- [AIM OF THE TASK]
The expected answer is every line from the material below that has the word "breadcrumb".

- [DATASET ENTRIES]
++++

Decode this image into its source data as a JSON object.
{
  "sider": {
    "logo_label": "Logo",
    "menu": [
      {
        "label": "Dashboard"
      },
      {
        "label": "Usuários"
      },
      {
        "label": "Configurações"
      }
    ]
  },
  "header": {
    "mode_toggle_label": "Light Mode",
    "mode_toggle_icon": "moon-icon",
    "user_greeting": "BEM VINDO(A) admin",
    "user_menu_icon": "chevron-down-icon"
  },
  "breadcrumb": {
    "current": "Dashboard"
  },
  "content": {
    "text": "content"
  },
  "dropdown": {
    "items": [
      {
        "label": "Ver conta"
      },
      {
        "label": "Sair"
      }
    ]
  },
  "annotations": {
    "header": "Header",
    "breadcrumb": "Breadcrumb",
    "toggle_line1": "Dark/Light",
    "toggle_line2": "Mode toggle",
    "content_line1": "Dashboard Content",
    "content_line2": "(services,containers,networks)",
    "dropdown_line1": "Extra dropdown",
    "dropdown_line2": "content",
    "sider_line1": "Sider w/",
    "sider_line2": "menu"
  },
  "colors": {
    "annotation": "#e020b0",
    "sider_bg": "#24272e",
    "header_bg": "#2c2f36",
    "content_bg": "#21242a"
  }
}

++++

- [RESULT OF THE TASK]
  "breadcrumb": {
    "breadcrumb": "Breadcrumb",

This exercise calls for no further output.